A one-year jail sentence has been upheld in the case of a defendant who refused to sign a risk-assessment form under the New York version of Megan’s Law.

In what is apparently a case of first impression, an Appellate Term panel in the Second Department unanimously ruled that the statute requiring convicted sex offenders to report their whereabouts to law enforcement authorities does not run afoul of constitutional guarantees of equal protection and due process.

This content has been archived. It is available through our partners, LexisNexis® and Bloomberg Law.

To view this content, please continue to their sites.

Not a Lexis Subscriber?
Subscribe Now

Not a Bloomberg Law Subscriber?
Subscribe Now

Why am I seeing this?

LexisNexis® and Bloomberg Law are third party online distributors of the broad collection of current and archived versions of ALM's legal news publications.

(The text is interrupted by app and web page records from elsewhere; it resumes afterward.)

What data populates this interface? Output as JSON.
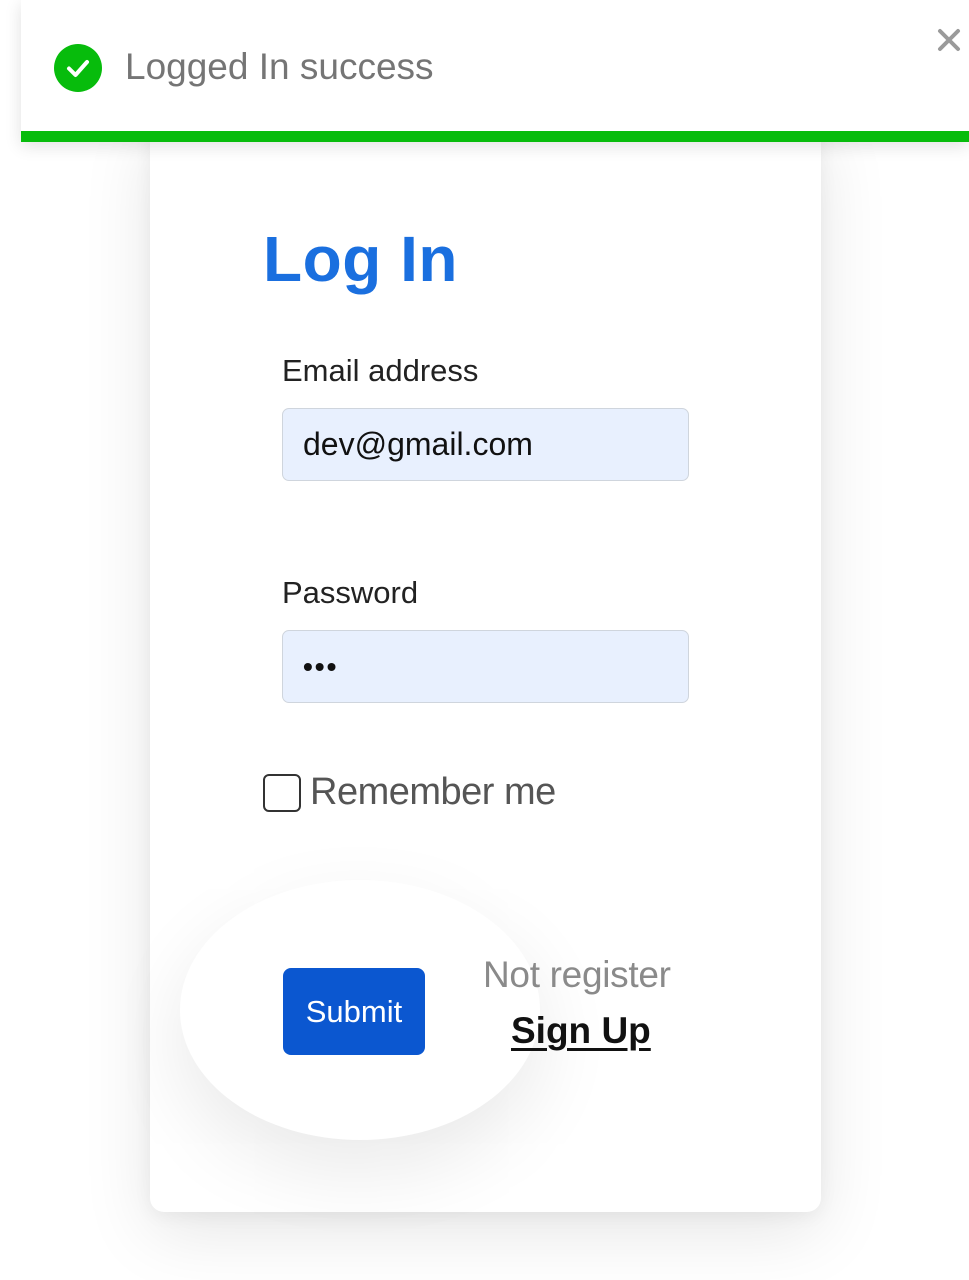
{
  "toast": {
    "message": "Logged In success",
    "icon": "check-circle-icon",
    "close_icon": "close-icon",
    "color": "#07bc0c",
    "progress": 1.0
  },
  "login": {
    "title": "Log In",
    "email_label": "Email address",
    "email_value": "dev@gmail.com",
    "password_label": "Password",
    "password_value": "•••",
    "remember_label": "Remember me",
    "remember_checked": false,
    "submit_label": "Submit",
    "not_register_text": "Not register",
    "signup_label": "Sign Up"
  },
  "colors": {
    "title": "#1a6fdf",
    "submit": "#0b57d0",
    "input_bg": "#e8f0fe"
  }
}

LexisNexis® and Bloomberg Law customers are able to access and use ALM's content, including content from the National Law Journal, The American Lawyer, Legaltech News, The New York Law Journal, and Corporate Counsel, as well as other sources of legal information.

For questions call 1-877-256-2472 or contact us at [email protected]